=== GOAL OF THE EXERCISE ===
Reproduce every line of the data, exactly and without its pictures.

────────

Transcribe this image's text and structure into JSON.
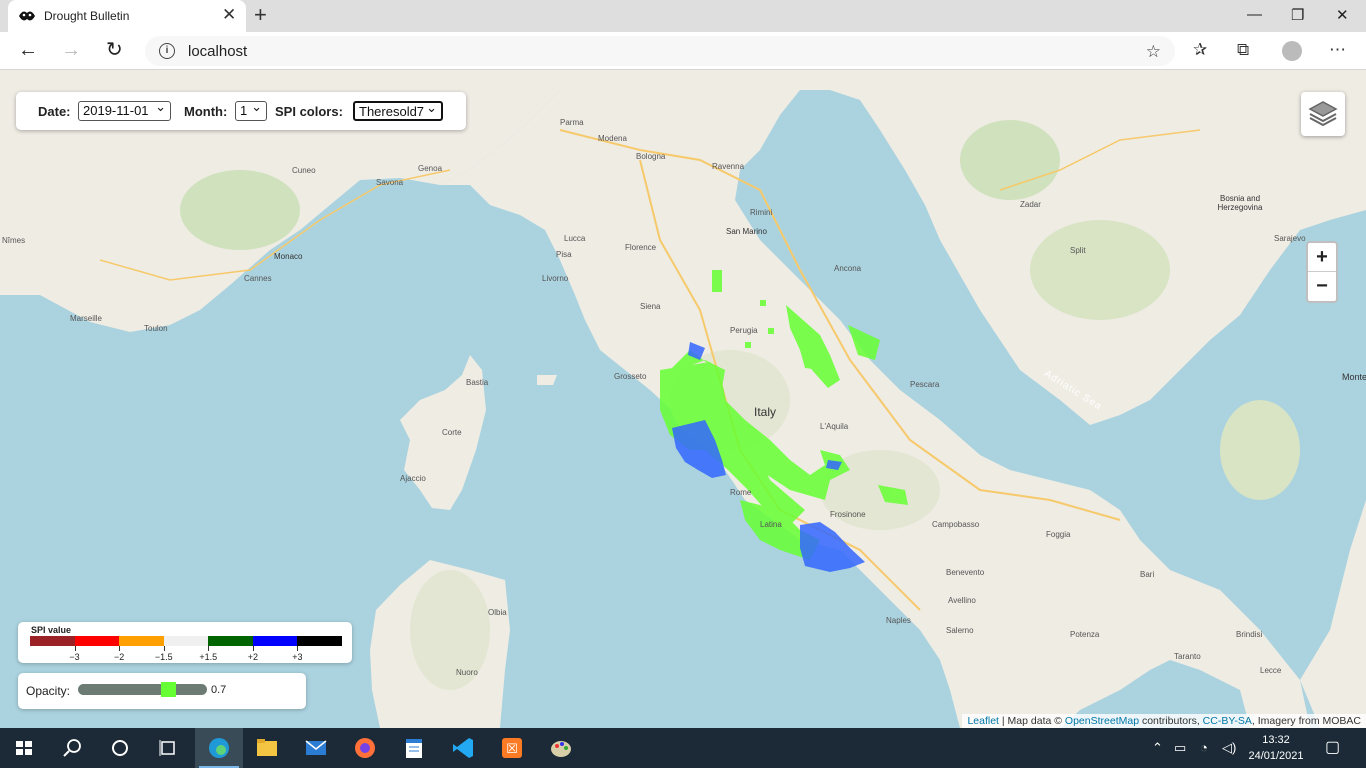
{
  "browser": {
    "tab_title": "Drought Bulletin",
    "url": "localhost"
  },
  "controls": {
    "date_label": "Date:",
    "date_value": "2019-11-01",
    "month_label": "Month:",
    "month_value": "1",
    "spi_label": "SPI colors:",
    "spi_value": "Theresold7"
  },
  "zoom": {
    "in": "+",
    "out": "−"
  },
  "legend": {
    "title": "SPI value",
    "colors": [
      "#9a2227",
      "#ff0000",
      "#ff9f00",
      "#f0f0f0",
      "#006400",
      "#0000ff",
      "#000000"
    ],
    "ticks": [
      "−3",
      "−2",
      "−1.5",
      "+1.5",
      "+2",
      "+3"
    ]
  },
  "opacity": {
    "label": "Opacity:",
    "value": "0.7",
    "fraction": 0.7
  },
  "attribution": {
    "leaflet": "Leaflet",
    "sep": " | Map data © ",
    "osm": "OpenStreetMap",
    "contrib": " contributors, ",
    "license": "CC-BY-SA",
    "imagery": ", Imagery from MOBAC"
  },
  "map_labels": {
    "italy": "Italy",
    "adriatic": "Adriatic Sea",
    "bosnia": "Bosnia and Herzegovina",
    "monaco": "Monaco",
    "san_marino": "San Marino",
    "rome": "Rome",
    "naples": "Naples",
    "florence": "Florence",
    "bologna": "Bologna",
    "genoa": "Genoa",
    "marseille": "Marseille",
    "toulon": "Toulon",
    "ajaccio": "Ajaccio",
    "bastia": "Bastia",
    "corte": "Corte",
    "sarajevo": "Sarajevo",
    "split": "Split",
    "zadar": "Zadar",
    "ancona": "Ancona",
    "pescara": "Pescara",
    "foggia": "Foggia",
    "bari": "Bari",
    "salerno": "Salerno",
    "perugia": "Perugia",
    "siena": "Siena",
    "grosseto": "Grosseto",
    "laquila": "L'Aquila",
    "campobasso": "Campobasso",
    "nuoro": "Nuoro",
    "olbia": "Olbia",
    "potenza": "Potenza",
    "brindisi": "Brindisi",
    "taranto": "Taranto",
    "lecce": "Lecce",
    "modena": "Modena",
    "parma": "Parma",
    "ravenna": "Ravenna",
    "rimini": "Rimini",
    "livorno": "Livorno",
    "pisa": "Pisa",
    "lucca": "Lucca",
    "cuneo": "Cuneo",
    "savona": "Savona",
    "cannes": "Cannes",
    "nimes": "Nîmes",
    "latina": "Latina",
    "frosinone": "Frosinone",
    "benevento": "Benevento",
    "avellino": "Avellino",
    "montenegro": "Monte"
  },
  "taskbar": {
    "time": "13:32",
    "date": "24/01/2021"
  }
}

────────

=== EXERCISE RESULT ===
Transcribe this image's text and structure into JSON.
{
  "browser": {
    "tab_title": "Drought Bulletin",
    "url": "localhost"
  },
  "controls": {
    "date_label": "Date:",
    "date_value": "2019-11-01",
    "month_label": "Month:",
    "month_value": "1",
    "spi_label": "SPI colors:",
    "spi_value": "Theresold7"
  },
  "zoom": {
    "in": "+",
    "out": "−"
  },
  "legend": {
    "title": "SPI value",
    "colors": [
      "#9a2227",
      "#ff0000",
      "#ff9f00",
      "#f0f0f0",
      "#006400",
      "#0000ff",
      "#000000"
    ],
    "ticks": [
      "−3",
      "−2",
      "−1.5",
      "+1.5",
      "+2",
      "+3"
    ]
  },
  "opacity": {
    "label": "Opacity:",
    "value": "0.7",
    "fraction": 0.7
  },
  "attribution": {
    "leaflet": "Leaflet",
    "sep": " | Map data © ",
    "osm": "OpenStreetMap",
    "contrib": " contributors, ",
    "license": "CC-BY-SA",
    "imagery": ", Imagery from MOBAC"
  },
  "map_labels": {
    "italy": "Italy",
    "adriatic": "Adriatic Sea",
    "bosnia": "Bosnia and Herzegovina",
    "monaco": "Monaco",
    "san_marino": "San Marino",
    "rome": "Rome",
    "naples": "Naples",
    "florence": "Florence",
    "bologna": "Bologna",
    "genoa": "Genoa",
    "marseille": "Marseille",
    "toulon": "Toulon",
    "ajaccio": "Ajaccio",
    "bastia": "Bastia",
    "corte": "Corte",
    "sarajevo": "Sarajevo",
    "split": "Split",
    "zadar": "Zadar",
    "ancona": "Ancona",
    "pescara": "Pescara",
    "foggia": "Foggia",
    "bari": "Bari",
    "salerno": "Salerno",
    "perugia": "Perugia",
    "siena": "Siena",
    "grosseto": "Grosseto",
    "laquila": "L'Aquila",
    "campobasso": "Campobasso",
    "nuoro": "Nuoro",
    "olbia": "Olbia",
    "potenza": "Potenza",
    "brindisi": "Brindisi",
    "taranto": "Taranto",
    "lecce": "Lecce",
    "modena": "Modena",
    "parma": "Parma",
    "ravenna": "Ravenna",
    "rimini": "Rimini",
    "livorno": "Livorno",
    "pisa": "Pisa",
    "lucca": "Lucca",
    "cuneo": "Cuneo",
    "savona": "Savona",
    "cannes": "Cannes",
    "nimes": "Nîmes",
    "latina": "Latina",
    "frosinone": "Frosinone",
    "benevento": "Benevento",
    "avellino": "Avellino",
    "montenegro": "Monte"
  },
  "taskbar": {
    "time": "13:32",
    "date": "24/01/2021"
  }
}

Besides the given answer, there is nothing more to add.